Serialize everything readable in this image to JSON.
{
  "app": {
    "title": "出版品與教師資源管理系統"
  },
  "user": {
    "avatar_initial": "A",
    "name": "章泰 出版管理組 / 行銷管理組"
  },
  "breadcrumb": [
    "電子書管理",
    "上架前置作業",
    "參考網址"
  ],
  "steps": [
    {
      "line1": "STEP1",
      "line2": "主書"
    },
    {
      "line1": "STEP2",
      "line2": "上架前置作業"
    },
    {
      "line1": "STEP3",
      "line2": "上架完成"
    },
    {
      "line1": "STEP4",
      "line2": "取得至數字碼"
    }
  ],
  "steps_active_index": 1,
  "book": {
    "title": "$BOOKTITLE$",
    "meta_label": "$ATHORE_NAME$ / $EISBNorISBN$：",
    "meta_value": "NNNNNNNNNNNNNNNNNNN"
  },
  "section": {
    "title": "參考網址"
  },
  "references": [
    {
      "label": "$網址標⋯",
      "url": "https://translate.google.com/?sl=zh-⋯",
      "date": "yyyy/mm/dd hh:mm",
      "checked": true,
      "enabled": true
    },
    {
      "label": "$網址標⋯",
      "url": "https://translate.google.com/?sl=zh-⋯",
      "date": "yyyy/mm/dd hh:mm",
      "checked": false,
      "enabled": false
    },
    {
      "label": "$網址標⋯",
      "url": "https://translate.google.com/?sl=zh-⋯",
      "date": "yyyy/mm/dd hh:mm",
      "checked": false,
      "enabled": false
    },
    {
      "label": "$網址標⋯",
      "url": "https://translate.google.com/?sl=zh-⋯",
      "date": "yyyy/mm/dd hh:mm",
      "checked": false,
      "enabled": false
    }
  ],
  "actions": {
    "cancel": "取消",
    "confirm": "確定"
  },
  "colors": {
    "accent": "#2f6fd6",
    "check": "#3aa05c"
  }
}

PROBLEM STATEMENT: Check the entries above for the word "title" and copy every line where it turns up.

EXERCISE RESPONSE:
    "title": "出版品與教師資源管理系統"
    "title": "$BOOKTITLE$",
    "title": "參考網址"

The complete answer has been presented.